▶ [Task description]: Omit the images and return the remaining entries unchanged.

==== Material for this task ====

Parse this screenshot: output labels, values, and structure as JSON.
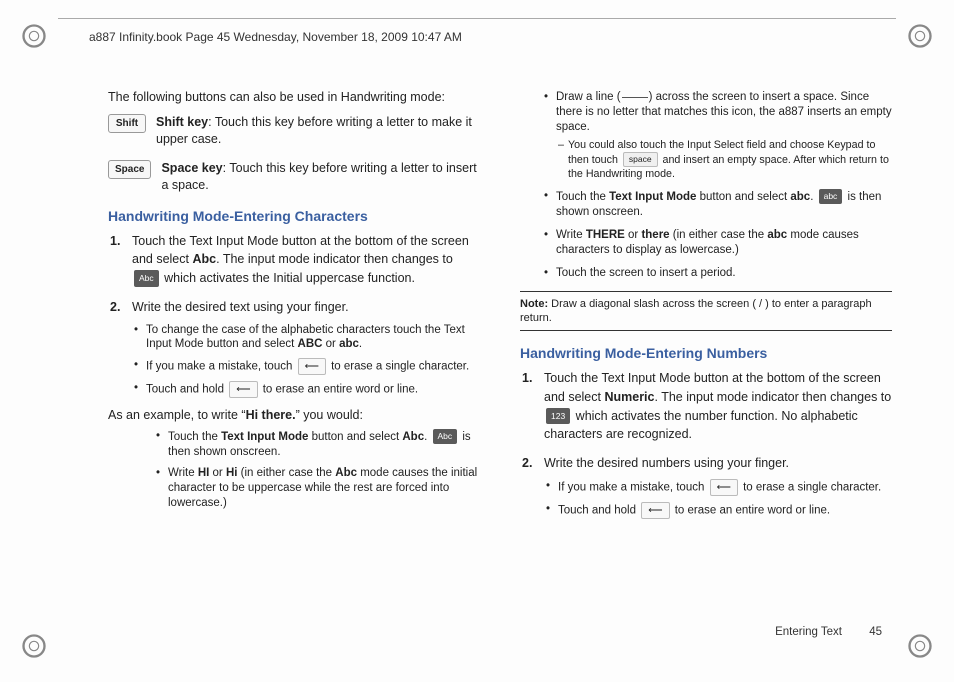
{
  "header": "a887 Infinity.book  Page 45  Wednesday, November 18, 2009  10:47 AM",
  "col1": {
    "intro": "The following buttons can also be used in Handwriting mode:",
    "shift_key_label": "Shift",
    "shift_key_bold": "Shift key",
    "shift_key_rest": ": Touch this key before writing a letter to make it upper case.",
    "space_key_label": "Space",
    "space_key_bold": "Space key",
    "space_key_rest": ": Touch this key before writing a letter to insert a space.",
    "section1_title": "Handwriting Mode-Entering Characters",
    "step1_num": "1.",
    "step1_a": "Touch the Text Input Mode button at the bottom of the screen and select ",
    "step1_bold1": "Abc",
    "step1_b": ". The input mode indicator then changes to ",
    "step1_icon": "Abc",
    "step1_c": " which activates the Initial uppercase function.",
    "step2_num": "2.",
    "step2_text": "Write the desired text using your finger.",
    "sub1_a": "To change the case of the alphabetic characters touch the Text Input Mode button and select ",
    "sub1_b1": "ABC",
    "sub1_or": " or ",
    "sub1_b2": "abc",
    "sub1_c": ".",
    "sub2_a": "If you make a mistake, touch ",
    "sub2_b": " to erase a single character.",
    "sub3_a": "Touch and hold ",
    "sub3_b": " to erase an entire word or line.",
    "example_intro_a": "As an example, to write “",
    "example_intro_bold": "Hi there.",
    "example_intro_b": "” you would:",
    "ex1_a": "Touch the ",
    "ex1_b1": "Text Input Mode",
    "ex1_b": " button and select ",
    "ex1_b2": "Abc",
    "ex1_c": ". ",
    "ex1_icon": "Abc",
    "ex1_d": " is then shown onscreen.",
    "ex2_a": "Write ",
    "ex2_b1": "HI",
    "ex2_or": " or ",
    "ex2_b2": "Hi",
    "ex2_b": " (in either case the ",
    "ex2_b3": "Abc",
    "ex2_c": " mode causes the initial character to be uppercase while the rest are forced into lowercase.)"
  },
  "col2": {
    "top1_a": "Draw a line (",
    "top1_b": ") across the screen to insert a space. Since there is no letter that matches this icon, the a887 inserts an empty space.",
    "top1_sub_a": "You could also touch the Input Select field and choose Keypad to then touch ",
    "top1_sub_icon": "space",
    "top1_sub_b": " and insert an empty space. After which return to the Handwriting mode.",
    "top2_a": "Touch the ",
    "top2_b1": "Text Input Mode",
    "top2_b": " button and select ",
    "top2_b2": "abc",
    "top2_c": ". ",
    "top2_icon": "abc",
    "top2_d": " is then shown onscreen.",
    "top3_a": "Write ",
    "top3_b1": "THERE",
    "top3_or": " or ",
    "top3_b2": "there",
    "top3_b": " (in either case the ",
    "top3_b3": "abc",
    "top3_c": " mode causes characters to display as lowercase.)",
    "top4": "Touch the screen to insert a period.",
    "note_bold": "Note:",
    "note_text": " Draw a diagonal slash across the screen ( / ) to enter a paragraph return.",
    "section2_title": "Handwriting Mode-Entering Numbers",
    "nstep1_num": "1.",
    "nstep1_a": "Touch the Text Input Mode button at the bottom of the screen and select ",
    "nstep1_bold": "Numeric",
    "nstep1_b": ". The input mode indicator then changes to ",
    "nstep1_icon": "123",
    "nstep1_c": " which activates the number function. No alphabetic characters are recognized.",
    "nstep2_num": "2.",
    "nstep2_text": "Write the desired numbers using your finger.",
    "nsub1_a": "If you make a mistake, touch ",
    "nsub1_b": " to erase a single character.",
    "nsub2_a": "Touch and hold ",
    "nsub2_b": " to erase an entire word or line."
  },
  "footer": {
    "section": "Entering Text",
    "page": "45"
  }
}
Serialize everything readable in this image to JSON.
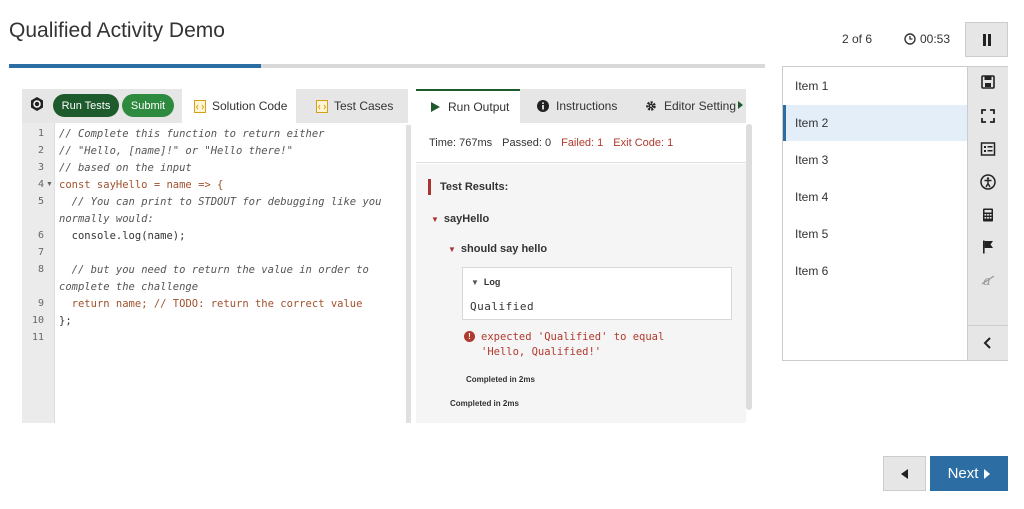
{
  "header": {
    "title": "Qualified Activity Demo",
    "counter": "2 of 6",
    "timer": "00:53",
    "progress": 0.333
  },
  "editor": {
    "run_label": "Run Tests",
    "submit_label": "Submit",
    "tabs": [
      "Solution Code",
      "Test Cases"
    ],
    "lines": [
      {
        "n": "1",
        "text": "// Complete this function to return either"
      },
      {
        "n": "2",
        "text": "// \"Hello, [name]!\" or \"Hello there!\""
      },
      {
        "n": "3",
        "text": "// based on the input"
      },
      {
        "n": "4",
        "text": "const sayHello = name => {"
      },
      {
        "n": "5",
        "text": "  // You can print to STDOUT for debugging like you normally would:"
      },
      {
        "n": "6",
        "text": "  console.log(name);"
      },
      {
        "n": "7",
        "text": ""
      },
      {
        "n": "8",
        "text": "  // but you need to return the value in order to complete the challenge"
      },
      {
        "n": "9",
        "text": "  return name; // TODO: return the correct value"
      },
      {
        "n": "10",
        "text": "};"
      },
      {
        "n": "11",
        "text": ""
      }
    ]
  },
  "output": {
    "tabs": [
      "Run Output",
      "Instructions",
      "Editor Setting"
    ],
    "time": "Time: 767ms",
    "passed": "Passed: 0",
    "failed": "Failed: 1",
    "exit": "Exit Code: 1",
    "results_title": "Test Results:",
    "describe": "sayHello",
    "it": "should say hello",
    "log_label": "Log",
    "log_text": "Qualified",
    "error_line1": "expected 'Qualified' to equal",
    "error_line2": "'Hello, Qualified!'",
    "completed_inner": "Completed in 2ms",
    "completed_outer": "Completed in 2ms"
  },
  "items": [
    "Item 1",
    "Item 2",
    "Item 3",
    "Item 4",
    "Item 5",
    "Item 6"
  ],
  "nav": {
    "next_label": "Next"
  },
  "colors": {
    "accent": "#2c6ea3",
    "run_btn": "#1d5a2c",
    "submit_btn": "#2d8a3e",
    "fail": "#b03a2e"
  }
}
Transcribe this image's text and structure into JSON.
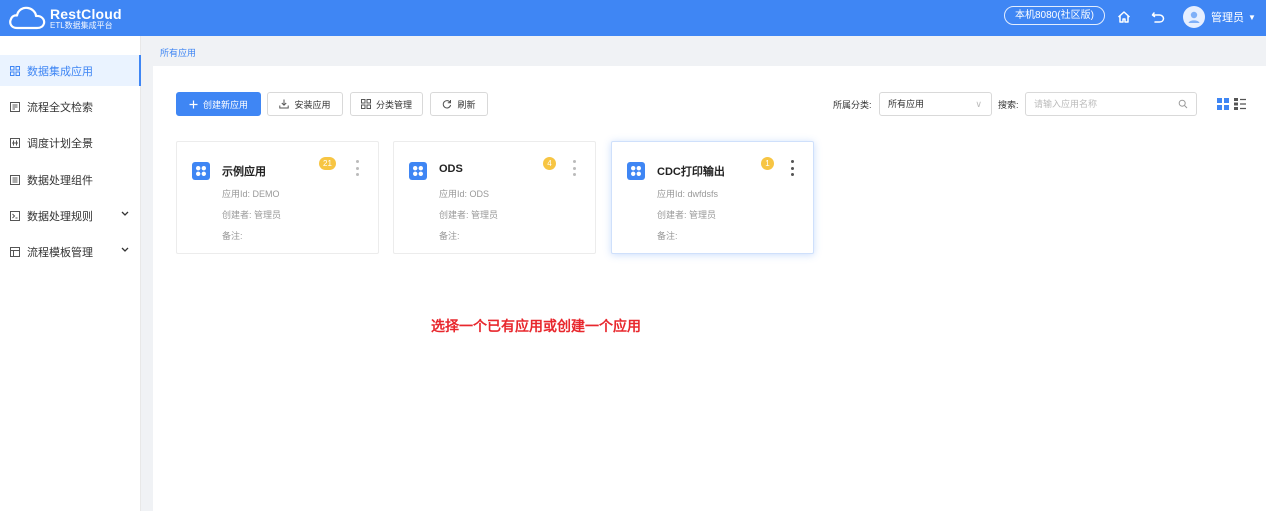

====

▶ [Answer section]:
Parse this screenshot: output labels, values, and structure as JSON.
{
  "header": "a887 Infinity.book  Page 45  Wednesday, November 18, 2009  10:47 AM",
  "col1": {
    "intro": "The following buttons can also be used in Handwriting mode:",
    "shift_key_label": "Shift",
    "shift_key_bold": "Shift key",
    "shift_key_rest": ": Touch this key before writing a letter to make it upper case.",
    "space_key_label": "Space",
    "space_key_bold": "Space key",
    "space_key_rest": ": Touch this key before writing a letter to insert a space.",
    "section1_title": "Handwriting Mode-Entering Characters",
    "step1_num": "1.",
    "step1_a": "Touch the Text Input Mode button at the bottom of the screen and select ",
    "step1_bold1": "Abc",
    "step1_b": ". The input mode indicator then changes to ",
    "step1_icon": "Abc",
    "step1_c": " which activates the Initial uppercase function.",
    "step2_num": "2.",
    "step2_text": "Write the desired text using your finger.",
    "sub1_a": "To change the case of the alphabetic characters touch the Text Input Mode button and select ",
    "sub1_b1": "ABC",
    "sub1_or": " or ",
    "sub1_b2": "abc",
    "sub1_c": ".",
    "sub2_a": "If you make a mistake, touch ",
    "sub2_b": " to erase a single character.",
    "sub3_a": "Touch and hold ",
    "sub3_b": " to erase an entire word or line.",
    "example_intro_a": "As an example, to write “",
    "example_intro_bold": "Hi there.",
    "example_intro_b": "” you would:",
    "ex1_a": "Touch the ",
    "ex1_b1": "Text Input Mode",
    "ex1_b": " button and select ",
    "ex1_b2": "Abc",
    "ex1_c": ". ",
    "ex1_icon": "Abc",
    "ex1_d": " is then shown onscreen.",
    "ex2_a": "Write ",
    "ex2_b1": "HI",
    "ex2_or": " or ",
    "ex2_b2": "Hi",
    "ex2_b": " (in either case the ",
    "ex2_b3": "Abc",
    "ex2_c": " mode causes the initial character to be uppercase while the rest are forced into lowercase.)"
  },
  "col2": {
    "top1_a": "Draw a line (",
    "top1_b": ") across the screen to insert a space. Since there is no letter that matches this icon, the a887 inserts an empty space.",
    "top1_sub_a": "You could also touch the Input Select field and choose Keypad to then touch ",
    "top1_sub_icon": "space",
    "top1_sub_b": " and insert an empty space. After which return to the Handwriting mode.",
    "top2_a": "Touch the ",
    "top2_b1": "Text Input Mode",
    "top2_b": " button and select ",
    "top2_b2": "abc",
    "top2_c": ". ",
    "top2_icon": "abc",
    "top2_d": " is then shown onscreen.",
    "top3_a": "Write ",
    "top3_b1": "THERE",
    "top3_or": " or ",
    "top3_b2": "there",
    "top3_b": " (in either case the ",
    "top3_b3": "abc",
    "top3_c": " mode causes characters to display as lowercase.)",
    "top4": "Touch the screen to insert a period.",
    "note_bold": "Note:",
    "note_text": " Draw a diagonal slash across the screen ( / ) to enter a paragraph return.",
    "section2_title": "Handwriting Mode-Entering Numbers",
    "nstep1_num": "1.",
    "nstep1_a": "Touch the Text Input Mode button at the bottom of the screen and select ",
    "nstep1_bold": "Numeric",
    "nstep1_b": ". The input mode indicator then changes to ",
    "nstep1_icon": "123",
    "nstep1_c": " which activates the number function. No alphabetic characters are recognized.",
    "nstep2_num": "2.",
    "nstep2_text": "Write the desired numbers using your finger.",
    "nsub1_a": "If you make a mistake, touch ",
    "nsub1_b": " to erase a single character.",
    "nsub2_a": "Touch and hold ",
    "nsub2_b": " to erase an entire word or line."
  },
  "footer": {
    "section": "Entering Text",
    "page": "45"
  }
}
Serialize everything readable in this image to JSON.
{
  "header": {
    "title": "Qualified Activity Demo",
    "counter": "2 of 6",
    "timer": "00:53",
    "progress": 0.333
  },
  "editor": {
    "run_label": "Run Tests",
    "submit_label": "Submit",
    "tabs": [
      "Solution Code",
      "Test Cases"
    ],
    "lines": [
      {
        "n": "1",
        "text": "// Complete this function to return either"
      },
      {
        "n": "2",
        "text": "// \"Hello, [name]!\" or \"Hello there!\""
      },
      {
        "n": "3",
        "text": "// based on the input"
      },
      {
        "n": "4",
        "text": "const sayHello = name => {"
      },
      {
        "n": "5",
        "text": "  // You can print to STDOUT for debugging like you normally would:"
      },
      {
        "n": "6",
        "text": "  console.log(name);"
      },
      {
        "n": "7",
        "text": ""
      },
      {
        "n": "8",
        "text": "  // but you need to return the value in order to complete the challenge"
      },
      {
        "n": "9",
        "text": "  return name; // TODO: return the correct value"
      },
      {
        "n": "10",
        "text": "};"
      },
      {
        "n": "11",
        "text": ""
      }
    ]
  },
  "output": {
    "tabs": [
      "Run Output",
      "Instructions",
      "Editor Setting"
    ],
    "time": "Time: 767ms",
    "passed": "Passed: 0",
    "failed": "Failed: 1",
    "exit": "Exit Code: 1",
    "results_title": "Test Results:",
    "describe": "sayHello",
    "it": "should say hello",
    "log_label": "Log",
    "log_text": "Qualified",
    "error_line1": "expected 'Qualified' to equal",
    "error_line2": "'Hello, Qualified!'",
    "completed_inner": "Completed in 2ms",
    "completed_outer": "Completed in 2ms"
  },
  "items": [
    "Item 1",
    "Item 2",
    "Item 3",
    "Item 4",
    "Item 5",
    "Item 6"
  ],
  "nav": {
    "next_label": "Next"
  },
  "colors": {
    "accent": "#2c6ea3",
    "run_btn": "#1d5a2c",
    "submit_btn": "#2d8a3e",
    "fail": "#b03a2e"
  }
}
Transcribe this image's text and structure into JSON.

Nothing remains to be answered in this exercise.